Students will also be working on an upcoming project to collect data from a series of weather stations TCWP has placed in and around the sub watershed.
Awareness is also being raised through the annual Movies In The Park, which TCWP presents with the help of area businesses.
The organization shows short, educational videos to the thousands of people who come out to enjoy the free event at Sierra Vista’s Veterans Memorial Park.
TCWP is also encouraging private enterprises to do their part in reducing water consumption, which has included the Sierra Vista Food Co-op.
The natural foods store in the West End took advantage of a grant to have a rainwater harvesting tank placed at the rear of its building last fall.
This water now flushes its toilets, used by both staff and customers, and eventually will help to irrigate a planned herb garden.
“We were very happy to see this project completed,” said store manager John Glennon. “Harvesting rainwater goes very much hand in hand with our mission of sustainability and protecting natural resources.”
Smart irrigation systems paid for by TCWP were also installed at both Pueblo Del Sol and Mountain View golf courses, significantly cutting the amount of water being used to maintain the fairways and greens.
Guests at Ramsey Canyon nature preserve will also note that three rain barrels have been installed at the visitor center to help water its landscaping, while Carr House, another popular attraction, is now flushing its toilets with rainwater – both projects benefited from a TCWP grant.
On the residential side, TCWP continued its ongoing toilet replacement program, which enables homeowners to install low-flush models at a low cost.
More than 1,000 toilets, saving over 10 million gallons of water, were installed in 2015.
For the first time, TCWP extended the program into Bisbee and Tombstone, where many of the older homes still have high water use toilets.
More than 80 residents took advantage of the program and now have 0.8 gallons per flush toilets.
“We were surprised, but very pleased, with how many people wanted to participate in the program in both Tombstone and Bisbee.

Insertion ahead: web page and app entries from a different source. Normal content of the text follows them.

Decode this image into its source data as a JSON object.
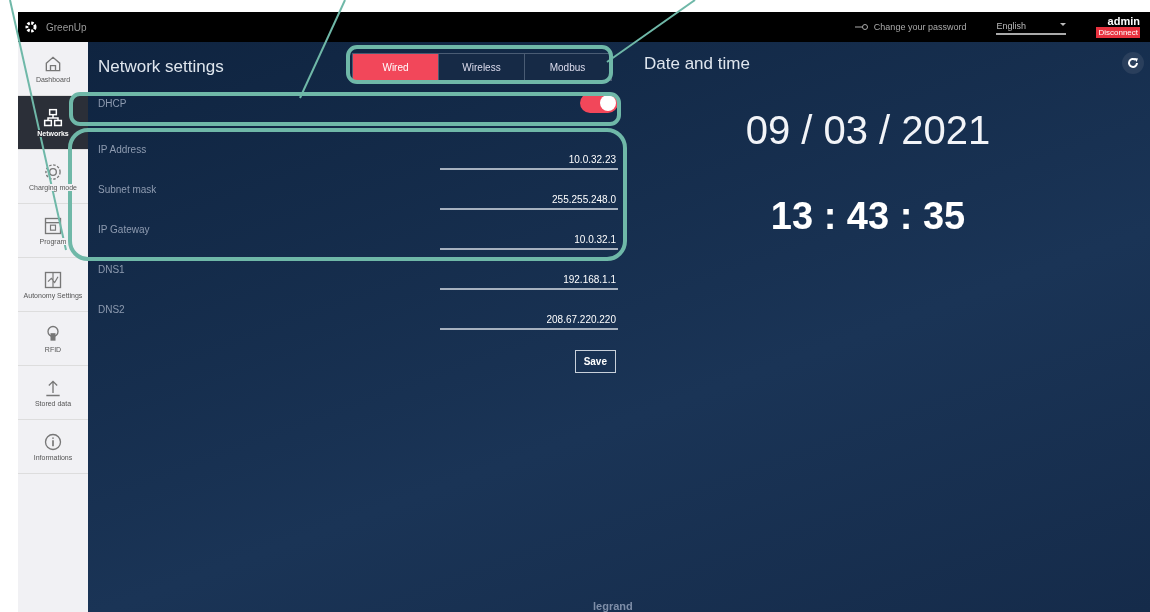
{
  "header": {
    "brand": "GreenUp",
    "change_password": "Change your password",
    "language": "English",
    "user": "admin",
    "disconnect": "Disconnect"
  },
  "sidebar": {
    "items": [
      {
        "label": "Dashboard",
        "kind": "home",
        "selected": false
      },
      {
        "label": "Networks",
        "kind": "network",
        "selected": true
      },
      {
        "label": "Charging mode",
        "kind": "gear",
        "selected": false
      },
      {
        "label": "Program",
        "kind": "calendar",
        "selected": false
      },
      {
        "label": "Autonomy Settings",
        "kind": "chart",
        "selected": false
      },
      {
        "label": "RFID",
        "kind": "bulb",
        "selected": false
      },
      {
        "label": "Stored data",
        "kind": "upload",
        "selected": false
      },
      {
        "label": "Informations",
        "kind": "info",
        "selected": false
      }
    ]
  },
  "network": {
    "title": "Network settings",
    "tabs": [
      {
        "label": "Wired",
        "selected": true
      },
      {
        "label": "Wireless",
        "selected": false
      },
      {
        "label": "Modbus",
        "selected": false
      }
    ],
    "dhcp": {
      "label": "DHCP",
      "on": true
    },
    "fields": [
      {
        "label": "IP Address",
        "value": "10.0.32.23"
      },
      {
        "label": "Subnet mask",
        "value": "255.255.248.0"
      },
      {
        "label": "IP Gateway",
        "value": "10.0.32.1"
      },
      {
        "label": "DNS1",
        "value": "192.168.1.1"
      },
      {
        "label": "DNS2",
        "value": "208.67.220.220"
      }
    ],
    "save": "Save"
  },
  "datetime": {
    "title": "Date and time",
    "date": "09 / 03 / 2021",
    "time": "13 : 43 : 35"
  },
  "footer": "legrand"
}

Due to the historic nature of some of the homes in these towns, we found older toilets were using as much as five gallons per plush,” said Administrative Director Tim Cervantes. “We are happy both communities will be benefiting from water savings in the years to come.”
The non-profit also sold 250 rain barrels at a discounted price, and provided 53 residential rainwater harvesting systems, averaging 1,762 gallons each.
Additionally, more than 14,000 square feet of high water use lawns were replaced by artificial turf in residential neighborhoods.
“Through our community outreach, grants and our rebate programs we have been able to carry out our mission successfully, ” said Call. “Sustaining our natural resources, along with Fort Huachuca, has always been our number one priority and this will continue as we move ahead with new projects in 2016.”
To find out more about TCWP and how you can help reduce your water usage visit